The octopus hat later appeared in the New York Times Style section.
Do Try This at Home: Other Hat Projects
Because many people have an irrational fear of hats (also known by its improbable taxonomic name, cocklaphobia), we thought we'd show our readers several other hats we created out of this and that, and previous incarnations of other hats.
Here is a hat put together with a black fiber place mat (from gallery gen), a black grosgrain ribbon (from M&J Trimmings on Avenue of the Americas), and a vintage Bakelite or celluloid dog puzzle (from the new DUMBO flea market), seated on a small bit of oak tag for stability, and lashed to the hat in a manner somewhat reminiscent of the way Gulliver was lashed to the ground by the Lilliputians.
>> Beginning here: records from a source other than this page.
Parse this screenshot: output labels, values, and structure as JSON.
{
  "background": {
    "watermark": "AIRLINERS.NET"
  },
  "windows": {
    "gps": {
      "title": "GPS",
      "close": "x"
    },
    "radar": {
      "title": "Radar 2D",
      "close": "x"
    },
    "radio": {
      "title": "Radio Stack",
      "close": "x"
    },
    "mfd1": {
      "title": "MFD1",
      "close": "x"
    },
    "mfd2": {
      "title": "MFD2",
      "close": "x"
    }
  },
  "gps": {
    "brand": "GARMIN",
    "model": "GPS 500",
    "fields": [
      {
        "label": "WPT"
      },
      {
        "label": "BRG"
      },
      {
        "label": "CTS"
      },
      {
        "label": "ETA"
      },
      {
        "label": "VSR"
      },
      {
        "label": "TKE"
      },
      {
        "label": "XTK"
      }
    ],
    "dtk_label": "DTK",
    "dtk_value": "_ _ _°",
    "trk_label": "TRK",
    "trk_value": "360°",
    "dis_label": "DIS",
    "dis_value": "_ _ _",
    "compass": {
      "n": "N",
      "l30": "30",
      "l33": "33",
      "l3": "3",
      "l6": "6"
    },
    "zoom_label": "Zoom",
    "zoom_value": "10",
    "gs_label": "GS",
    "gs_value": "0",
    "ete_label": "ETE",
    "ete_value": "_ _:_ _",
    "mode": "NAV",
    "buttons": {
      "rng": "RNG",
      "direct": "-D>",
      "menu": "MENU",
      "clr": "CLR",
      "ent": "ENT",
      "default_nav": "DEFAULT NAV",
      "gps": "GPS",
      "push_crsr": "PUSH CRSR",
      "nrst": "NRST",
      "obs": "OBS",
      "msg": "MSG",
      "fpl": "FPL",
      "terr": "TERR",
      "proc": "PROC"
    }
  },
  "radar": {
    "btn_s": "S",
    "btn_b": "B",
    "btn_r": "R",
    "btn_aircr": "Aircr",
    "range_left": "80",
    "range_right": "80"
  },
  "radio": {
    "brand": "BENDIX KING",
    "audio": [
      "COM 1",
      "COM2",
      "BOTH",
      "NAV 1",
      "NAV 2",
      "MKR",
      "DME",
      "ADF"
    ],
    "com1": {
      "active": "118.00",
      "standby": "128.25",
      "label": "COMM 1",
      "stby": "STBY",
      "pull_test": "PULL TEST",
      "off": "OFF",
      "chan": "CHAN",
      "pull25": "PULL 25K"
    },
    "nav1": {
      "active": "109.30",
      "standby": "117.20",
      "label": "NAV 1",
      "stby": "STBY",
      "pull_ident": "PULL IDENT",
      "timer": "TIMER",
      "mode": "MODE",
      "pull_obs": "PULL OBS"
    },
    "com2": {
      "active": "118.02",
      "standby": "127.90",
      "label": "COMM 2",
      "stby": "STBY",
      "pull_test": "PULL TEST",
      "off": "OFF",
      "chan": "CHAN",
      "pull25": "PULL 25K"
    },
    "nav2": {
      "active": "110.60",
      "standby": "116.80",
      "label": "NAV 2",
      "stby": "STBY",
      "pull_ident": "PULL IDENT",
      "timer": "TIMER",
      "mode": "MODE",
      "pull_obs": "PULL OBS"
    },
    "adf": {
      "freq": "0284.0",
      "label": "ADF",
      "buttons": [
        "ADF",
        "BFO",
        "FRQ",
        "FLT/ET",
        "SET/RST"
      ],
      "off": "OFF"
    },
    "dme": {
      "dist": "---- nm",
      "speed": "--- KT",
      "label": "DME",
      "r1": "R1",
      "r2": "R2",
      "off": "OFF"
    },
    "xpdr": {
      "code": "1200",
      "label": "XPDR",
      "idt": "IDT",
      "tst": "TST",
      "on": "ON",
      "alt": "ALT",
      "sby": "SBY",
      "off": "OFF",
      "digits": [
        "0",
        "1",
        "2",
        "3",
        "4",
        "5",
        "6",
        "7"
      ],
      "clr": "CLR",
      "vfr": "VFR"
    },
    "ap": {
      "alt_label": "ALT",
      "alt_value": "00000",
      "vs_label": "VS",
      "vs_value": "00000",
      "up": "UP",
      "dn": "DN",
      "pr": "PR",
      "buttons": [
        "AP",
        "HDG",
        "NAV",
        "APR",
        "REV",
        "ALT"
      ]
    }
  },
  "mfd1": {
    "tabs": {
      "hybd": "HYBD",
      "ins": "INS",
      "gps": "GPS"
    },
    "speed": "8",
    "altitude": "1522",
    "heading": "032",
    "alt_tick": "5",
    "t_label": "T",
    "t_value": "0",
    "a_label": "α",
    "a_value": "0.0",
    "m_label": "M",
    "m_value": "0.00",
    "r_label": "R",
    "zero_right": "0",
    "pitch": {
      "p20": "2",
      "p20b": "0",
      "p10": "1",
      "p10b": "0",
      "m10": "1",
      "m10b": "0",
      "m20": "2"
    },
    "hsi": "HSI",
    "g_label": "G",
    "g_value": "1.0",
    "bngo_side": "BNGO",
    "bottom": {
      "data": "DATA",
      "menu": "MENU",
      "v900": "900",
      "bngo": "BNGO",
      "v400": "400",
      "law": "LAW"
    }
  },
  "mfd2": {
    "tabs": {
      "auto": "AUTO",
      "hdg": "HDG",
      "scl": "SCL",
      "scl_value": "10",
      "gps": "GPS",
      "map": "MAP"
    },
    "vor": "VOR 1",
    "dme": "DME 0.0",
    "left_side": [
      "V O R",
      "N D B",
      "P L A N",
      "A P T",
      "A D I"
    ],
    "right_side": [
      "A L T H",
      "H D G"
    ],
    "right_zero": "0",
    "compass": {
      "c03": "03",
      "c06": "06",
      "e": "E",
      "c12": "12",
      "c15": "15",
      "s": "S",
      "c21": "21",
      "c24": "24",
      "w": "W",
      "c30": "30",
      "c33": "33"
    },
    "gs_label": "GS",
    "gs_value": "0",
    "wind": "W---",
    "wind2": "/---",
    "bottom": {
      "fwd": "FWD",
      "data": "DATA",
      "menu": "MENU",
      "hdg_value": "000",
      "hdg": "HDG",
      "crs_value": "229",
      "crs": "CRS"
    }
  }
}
It took probably 15 minutes to assemble, although it took two years for all the parts to come together.
Here is a detail of the hat showing the dog and the knotted ribbon.
Some might feel reluctant to use tchotchkes as decorations for hats, wanting something more upscale. This hat could just as easily have had real or fake pearls as its centerpiece, a piece of coral, a large vintage button, an upstanding tight spiral of the same grosgrain used for the neckband, or any number of other decorations.
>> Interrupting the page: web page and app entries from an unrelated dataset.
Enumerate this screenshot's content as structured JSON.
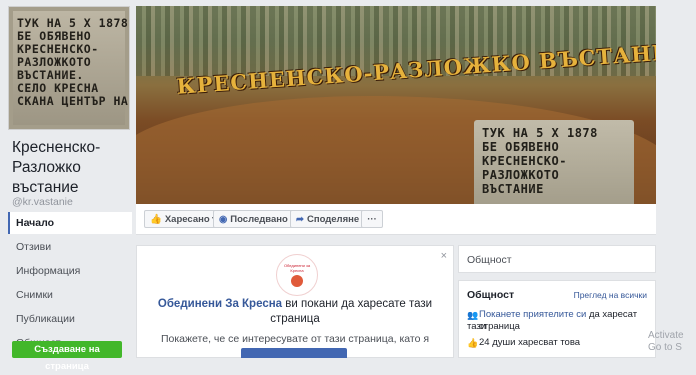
{
  "profile": {
    "stone_lines": [
      "ТУК НА 5 Х 1878",
      "БЕ ОБЯВЕНО",
      "КРЕСНЕНСКО-",
      "РАЗЛОЖКОТО",
      "ВЪСТАНИЕ.",
      "СЕЛО КРЕСНА",
      "СКАНА ЦЕНТЪР НА"
    ],
    "name": "Кресненско-Разложко въстание",
    "handle": "@kr.vastanie"
  },
  "nav": {
    "items": [
      "Начало",
      "Отзиви",
      "Информация",
      "Снимки",
      "Публикации",
      "Общност"
    ],
    "create_page": "Създаване на страница"
  },
  "cover": {
    "title": "КРЕСНЕНСКО-РАЗЛОЖКО ВЪСТАНИЕ",
    "stone_lines": [
      "ТУК НА 5 Х 1878",
      "БЕ ОБЯВЕНО",
      "КРЕСНЕНСКО-",
      "РАЗЛОЖКОТО",
      "ВЪСТАНИЕ"
    ]
  },
  "actions": {
    "like": "Харесано ▾",
    "follow": "Последвано ▾",
    "share": "Споделяне",
    "more": "···"
  },
  "invite": {
    "close": "×",
    "logo_text": "Обединени за Кресна",
    "org": "Обединени За Кресна",
    "text1": "ви покани да харесате тази",
    "text2": "страница",
    "text3": "Покажете, че се интересувате от тази страница, като я харесате."
  },
  "community_small": {
    "title": "Общност"
  },
  "community": {
    "title": "Общност",
    "see_all": "Преглед на всички",
    "invite_link": "Поканете приятелите си",
    "invite_rest": "да харесат тази",
    "invite_line2": "страница",
    "likes": "24 души харесват това"
  },
  "watermark": [
    "Activate",
    "Go to S"
  ],
  "colors": {
    "accent": "#4267b2",
    "link": "#365899",
    "green": "#42b72a",
    "bg": "#e9ebee"
  }
}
But let's not be too quick to dismiss tchotchkes for hats. There is an old and revered tradition of just that. The milliner best known for the use of tchotchkes was Chicago’s Bes-Ben, during the heyday of hats. In fact, one of the most expensive hats ever sold at auction was a Bes-Ben creation. (See the link above for details.)
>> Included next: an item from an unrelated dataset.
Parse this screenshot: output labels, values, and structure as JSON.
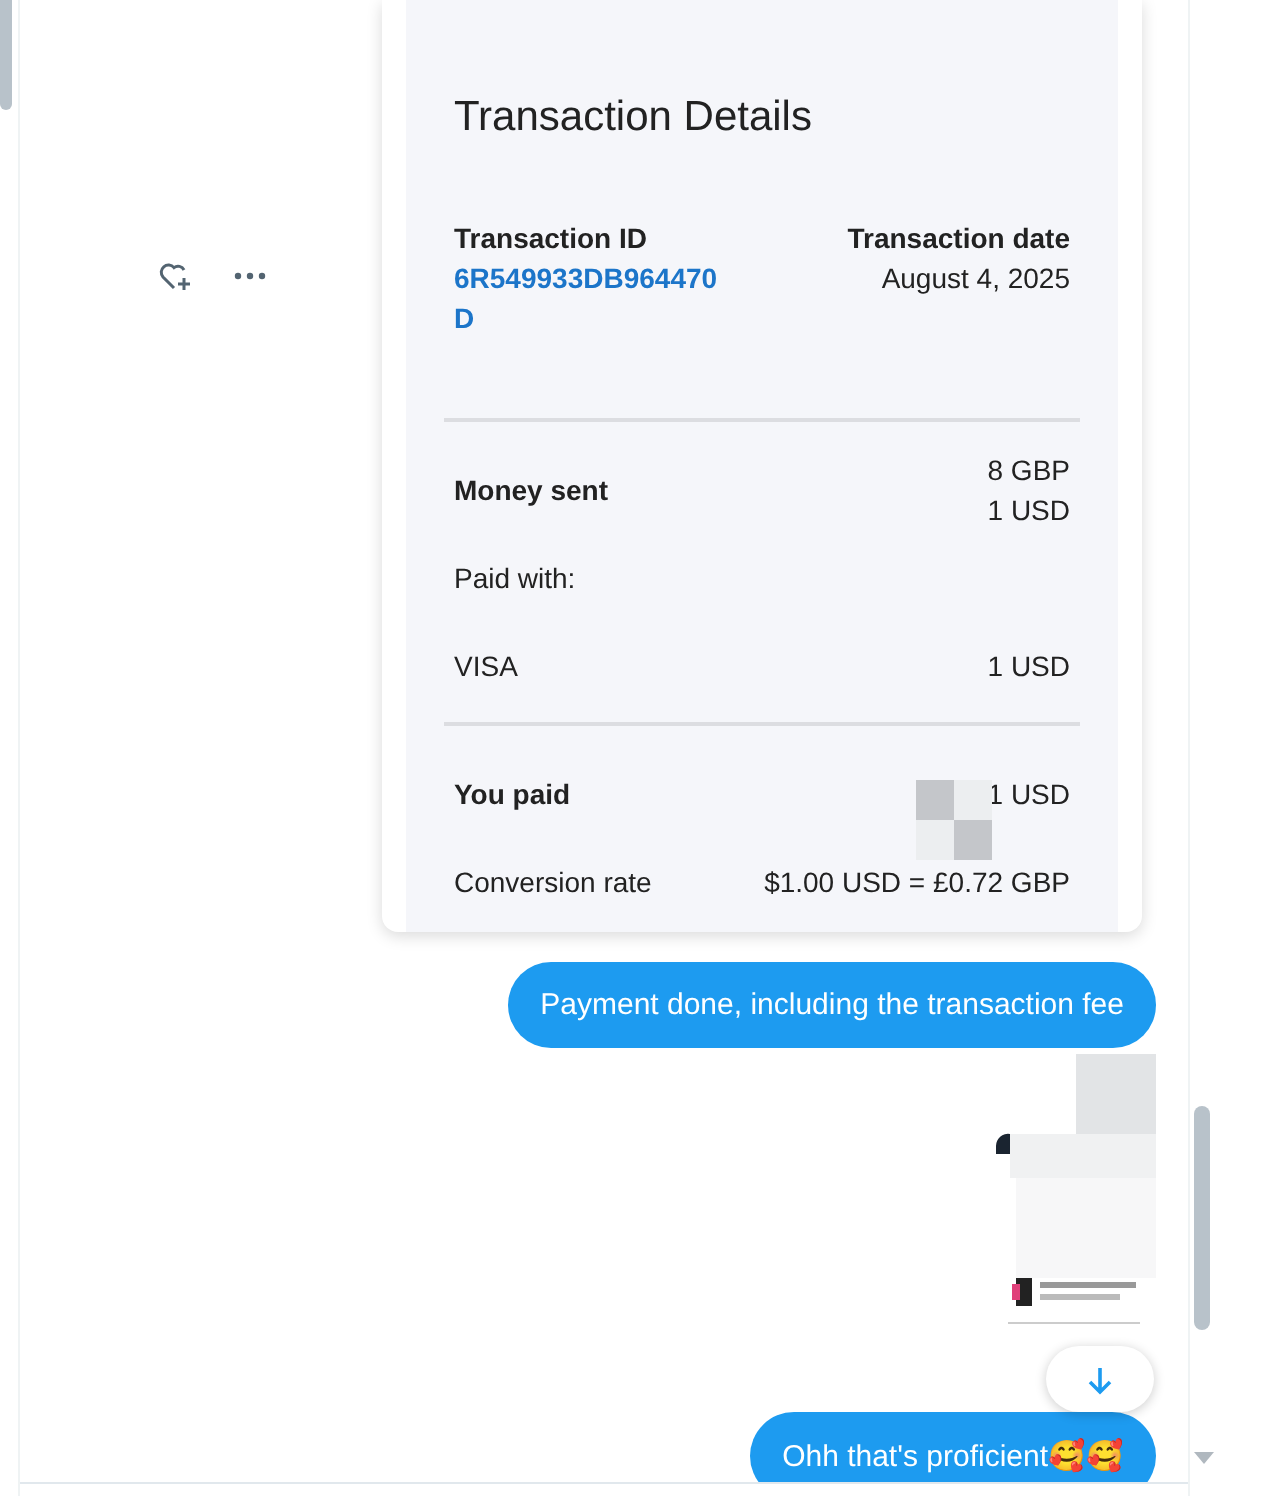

This is a vintage brown suede hat from the ‘40s that used to be decorated with a large fiber bird. When the poor bedraggled old bird went the way of all things, it was replaced with three African porcupine quills from the much-missed Craft Caravan, late of Greene Street in Soho. The very sharp points on the quills were easily rounded into submission with an emery board. Holes were punched in the quill tips with standard sewing needles, and the quills were then sewn to the hat.
This is Strawberry's version of the Afghan hat, a shapeless fulled wool tube, usually rolled at the end to form a brim, bringing the crown of the hat very close to the head. By folding the tube once, instead of rolling it, the hat becomes tall and slim instead of low and wide. Added to the hat is a brooch made of alternating black and gray felt squares, layered and cut in ever smaller sizes, to form a pyramid (made by Danielle Gori-Montanelli), adding a bit of flavor, fun and mystery to an otherwise very simple form.
For the Fifth Avenue Easter Parade last April, I improvised by embellishing a black nylon and elastane Titan athletic skull cap from Duane Reade (originally designed for football players to wear under their helmets). After reinforcing a 3" diameter circle with nail polish on the inside (to prevent runs) and allowing it to dry, I cut a hole and inserted a 7" tall metallic green paper vase through the hole, so that the vase would appear to protrude from the top of my skull. The vase's 3 1/2" diameter plastic base was secured in place by the stretchy fabric of the skull cap. From the vase sprouted a fountain of 8" strands of multi-colored colored mylar flowers topped by silver strips, lavender Easter eggs, and pink bunnies.
Paired with a Norma Kamali 80's leopard jacket, the hat beautifully survived numerous wind gusts and post-parade cocktails at the restaurant at MOMA. Total cost (excluding nail polish) was $9.00. Judge the results for yourself here. (Click on photos to enlarge.) For details on Easter outfits and hats worn by Shiho, Valerie and me, please see our blog entry entitled "Stalking the Wild Bill".
Speaking of hats, November 18th marks the St. Catherine's Day Fete of the Milliners Guild. St. Catherine is the patron saint of milliners, and the Milliners Guild will be sponsoring a hat walk which will depart from the Milliners District Synagogue. If you have an interest in hats, this is the ideal place for you to meet like-minded people and see some wonderful creations. For more information, click here.
If you get started now, you can have a hat of your own to wear to the festivities.